DB: Capacity Markets, in particular, are experiencing turbulence, largely due to a combination of powerful forces such as the prosumer movement, green buyers securing long term capacity/power contracts, State-based clean energy initiatives and the economics of renewable resources (LCOE) becoming competitive with other forms of generation. One area that is gaining traction and holds great potential, is the use of market-based Capacity Exchanges, such as REBA and Level Ten offer, where energy buyers can transact with parties offering green energy supply, under terms agreeable to both the buyer and seller. Frequently these power purchase agreements (PPA) are in force over multiple years. Existing capacity markets aren’t designed to accommodate this buyer/seller type of transaction as they employ an auction-based model, whose generated income is insufficient for most generators to ensure their availability. This is resulting in the implementation of anti-market activities, such as fuel security payments in order to ensure resource availability. I can easily envision more capacity exchange transactions occurring, largely due to the flexibility provided to consumers to take control over their own energy destiny as capacity markets continue to flounder. I’ve submitted a proposal for a Capacity Exchange standard to the North American Energy Standards Board.
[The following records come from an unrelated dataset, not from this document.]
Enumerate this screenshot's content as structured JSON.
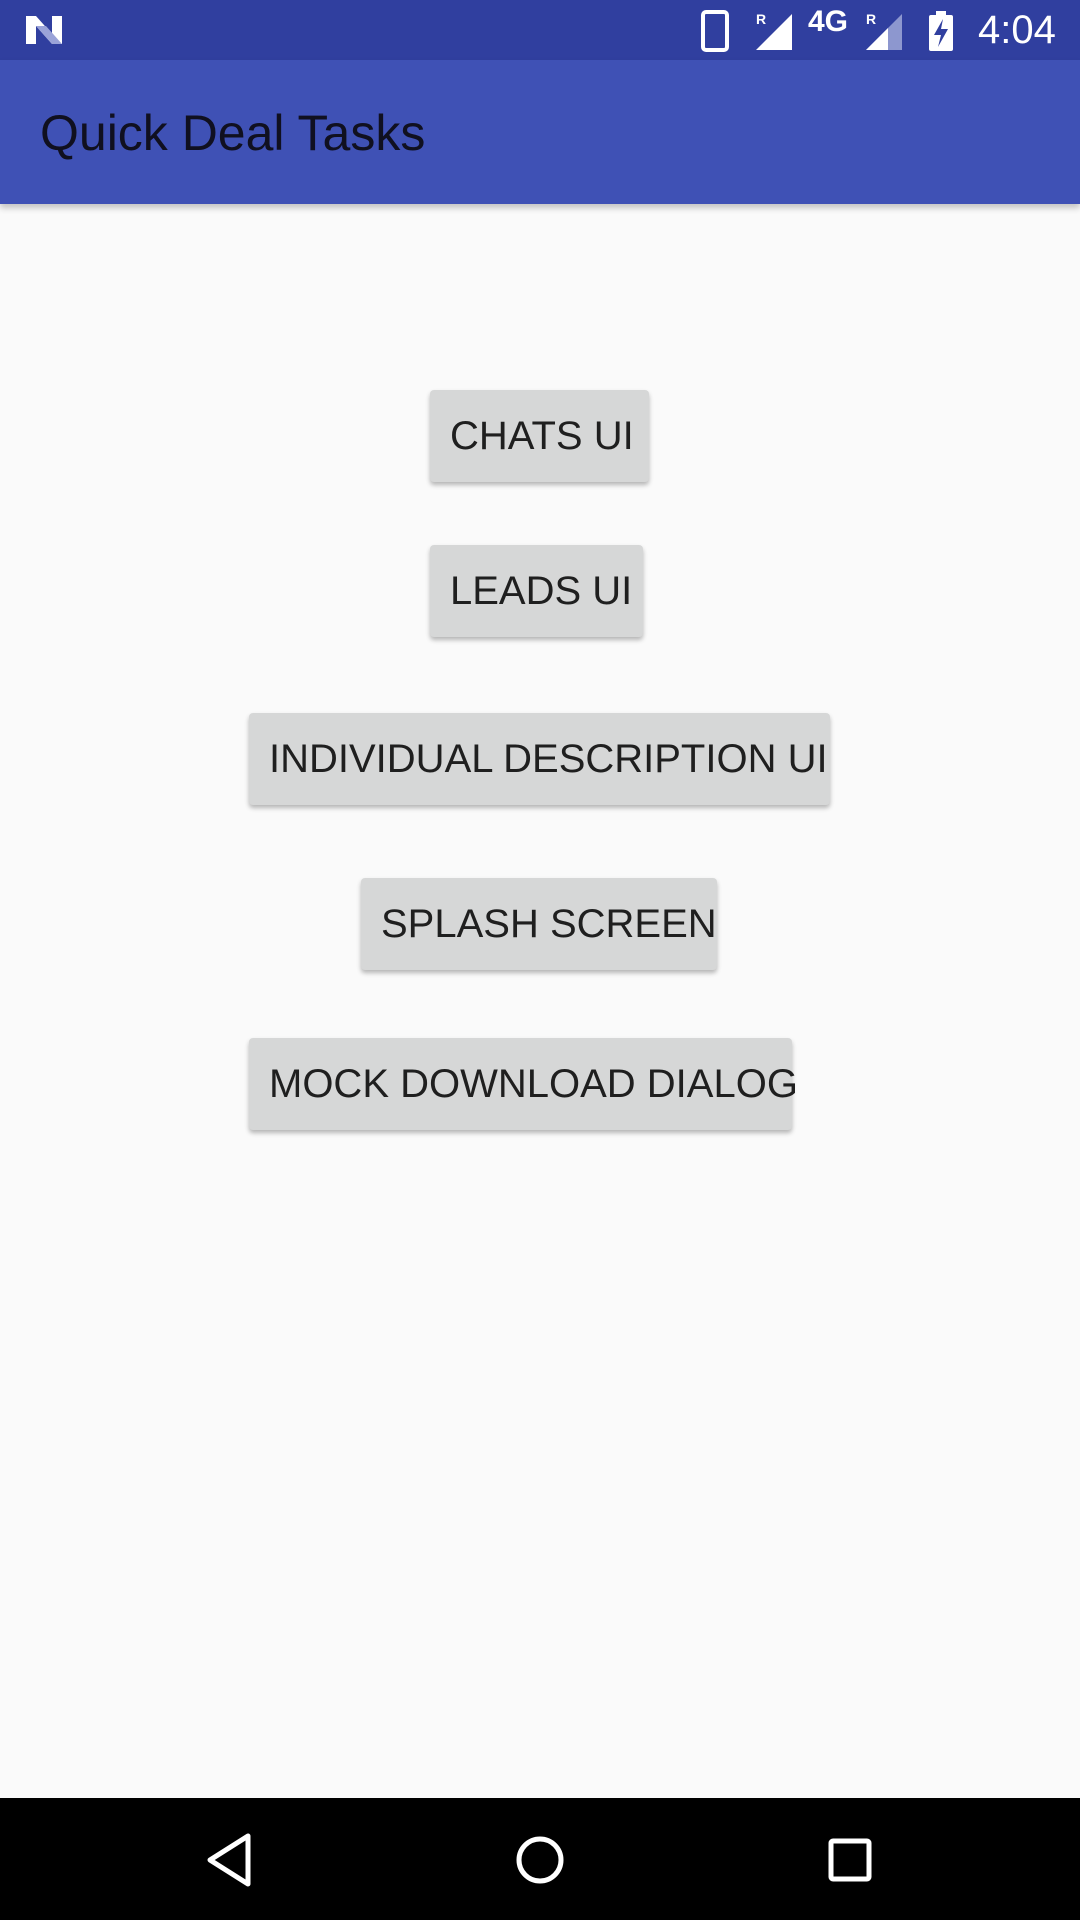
{
  "status_bar": {
    "network_type": "4G",
    "roaming_indicator_1": "R",
    "roaming_indicator_2": "R",
    "time": "4:04",
    "icons": [
      "n-logo-icon",
      "phone-icon",
      "signal-icon",
      "signal-icon",
      "battery-charging-icon"
    ]
  },
  "app_bar": {
    "title": "Quick Deal Tasks",
    "color": "#3f51b5"
  },
  "main": {
    "buttons": [
      {
        "label": "CHATS UI"
      },
      {
        "label": "LEADS UI"
      },
      {
        "label": "INDIVIDUAL DESCRIPTION UI"
      },
      {
        "label": "SPLASH SCREEN"
      },
      {
        "label": "MOCK DOWNLOAD DIALOG"
      }
    ]
  },
  "nav_bar": {
    "icons": [
      "back-icon",
      "home-icon",
      "recents-icon"
    ]
  },
  "colors": {
    "status_bar": "#303f9f",
    "app_bar": "#3f51b5",
    "background": "#fafafa",
    "button": "#d6d7d7"
  }
}
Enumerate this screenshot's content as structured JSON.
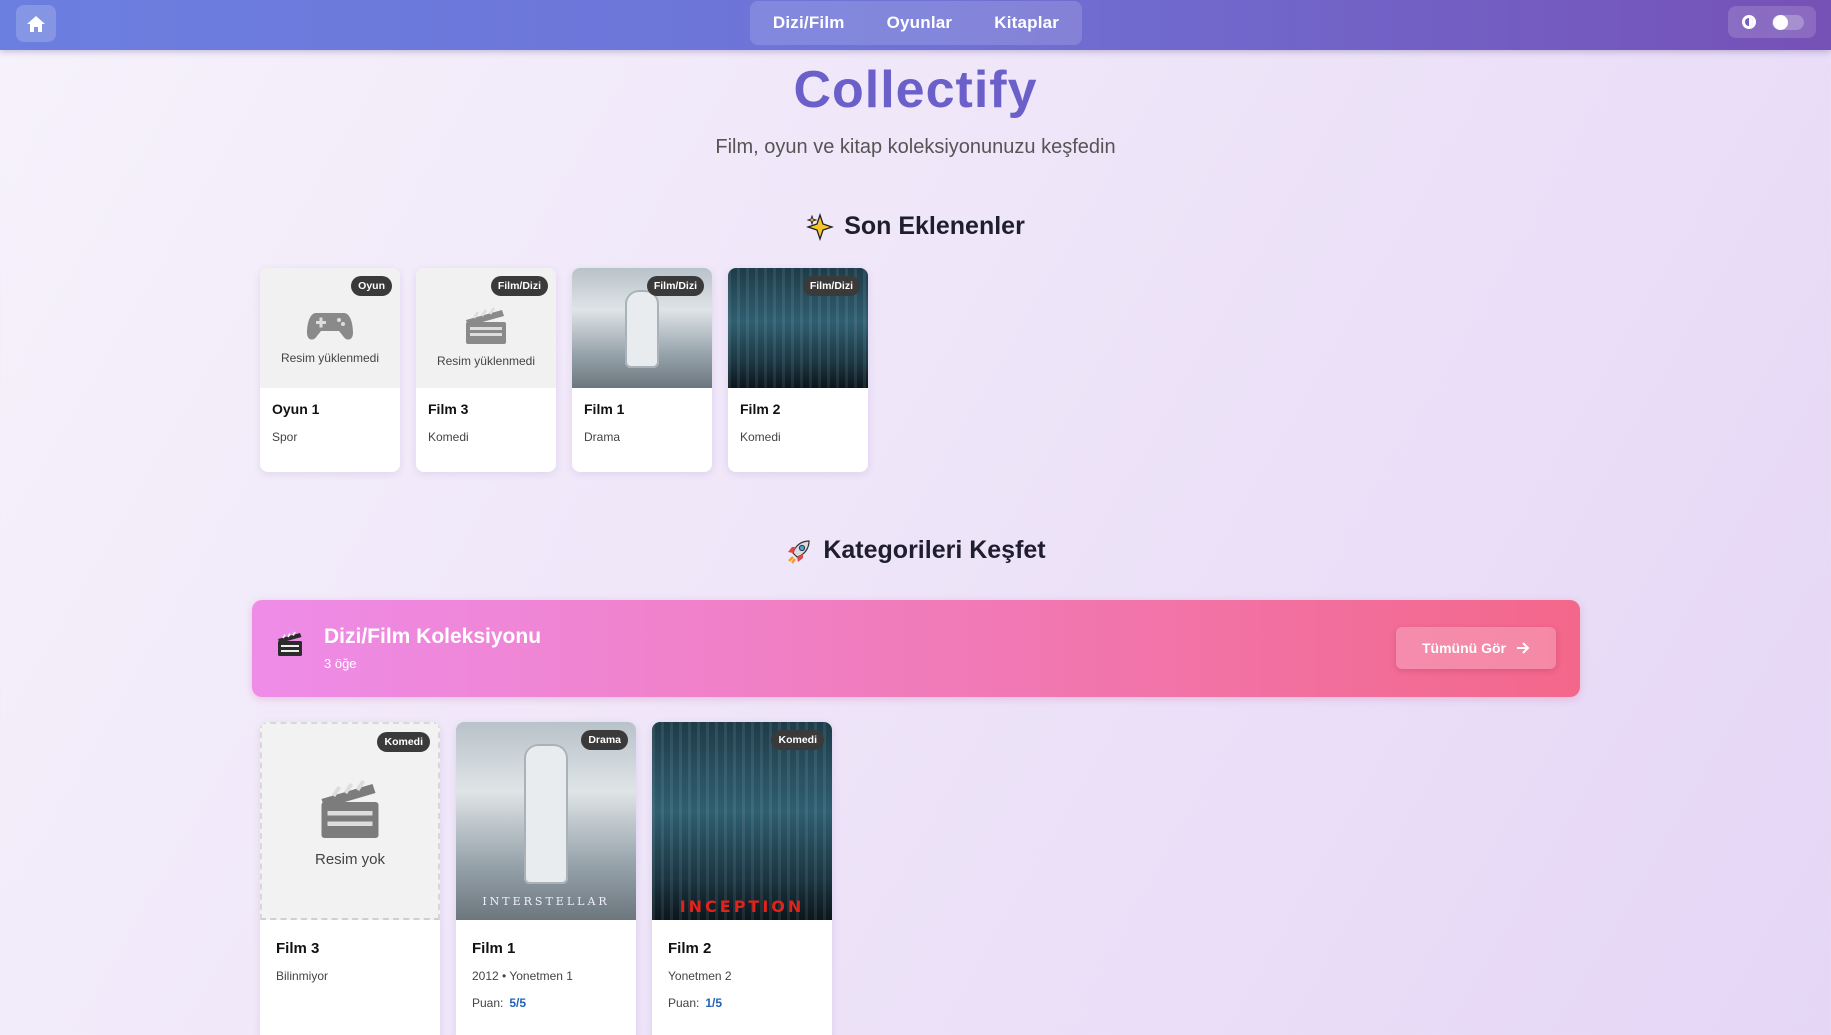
{
  "nav": {
    "items": [
      "Dizi/Film",
      "Oyunlar",
      "Kitaplar"
    ]
  },
  "hero": {
    "brand": "Collectify",
    "tagline": "Film, oyun ve kitap koleksiyonunuzu keşfedin"
  },
  "recent": {
    "title": "Son Eklenenler",
    "icon": "sparkles-icon",
    "items": [
      {
        "title": "Oyun 1",
        "genre": "Spor",
        "badge": "Oyun",
        "placeholder": "Resim yüklenmedi",
        "icon": "gamepad-icon"
      },
      {
        "title": "Film 3",
        "genre": "Komedi",
        "badge": "Film/Dizi",
        "placeholder": "Resim yüklenmedi",
        "icon": "clapperboard-icon"
      },
      {
        "title": "Film 1",
        "genre": "Drama",
        "badge": "Film/Dizi",
        "poster": "interstellar"
      },
      {
        "title": "Film 2",
        "genre": "Komedi",
        "badge": "Film/Dizi",
        "poster": "inception"
      }
    ]
  },
  "explore": {
    "title": "Kategorileri Keşfet",
    "icon": "rocket-icon"
  },
  "category": {
    "title": "Dizi/Film Koleksiyonu",
    "count": "3 öğe",
    "see_all": "Tümünü Gör",
    "colors": {
      "start": "#ee8ce8",
      "end": "#f3678a"
    },
    "items": [
      {
        "title": "Film 3",
        "subtitle": "Bilinmiyor",
        "badge": "Komedi",
        "placeholder": "Resim yok"
      },
      {
        "title": "Film 1",
        "subtitle": "2012 • Yonetmen 1",
        "badge": "Drama",
        "rating_label": "Puan:",
        "rating": "5/5",
        "poster_text": "INTERSTELLAR"
      },
      {
        "title": "Film 2",
        "subtitle": "Yonetmen 2",
        "badge": "Komedi",
        "rating_label": "Puan:",
        "rating": "1/5",
        "poster_text": "INCEPTION"
      }
    ]
  }
}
MC: You’ve undoubtedly become one of the fixture voices in the Energy Central community, both in contributing unique content as well as sharing your insights on articles submitted by others. What keeps bringing you back to the Energy Central community and how does the use of it help you in your day today?
DB: Energy Central was an amazing discovery for me and I’m glad I was able to participate in the conversation. Originally, I had considered starting a blog of my own, but when I discovered Energy Central, I knew I found the right place for me. EC provides a unique opportunity to learn from the best of the best, and engage with passionate, smart people that are critical thinkers and not afraid of sharing their opinions. The community is respectful and professional and the support staff, Audra and Rachael, are proficient and dedicated to helping the community thrive – they are a true role model of what customer service should be. I should also say that you do a fantastic job as our community leader in keeping the energy level high with your ongoing engagement and leadership. I have been a beneficiary of your hard work and I thank you for all that you do for the Community.
MC: Is there anything else you’d like the community to know?
DB: We are fortunate to be experiencing the changes underway in the energy sector. You don’t often get the opportunity to partake in the type of creative destruction taking place now and this means there are lots of opportunities for young people to influence the future of our industry and for veterans, like myself, to play our part in the transition. It’s imperative that everyone does their part to ensure a reliable electric system now and into the future, using an orderly and collaborative approach. Safe, reliable, cost-effective electricity is far too valuable to risk.
Many thanks, Dick, for taking the time to share his insights with me in this interview and for the tireless work he does as an expert at Energy Central. As I said, you’ve likely already seen Dick around the community so now that you know more about his background don’t hesitate to reach out to him to say hello or to tap into his vast experience. The value of Energy Central comes from our vast and interconnected network of utility professionals, so be sure to take full advantage.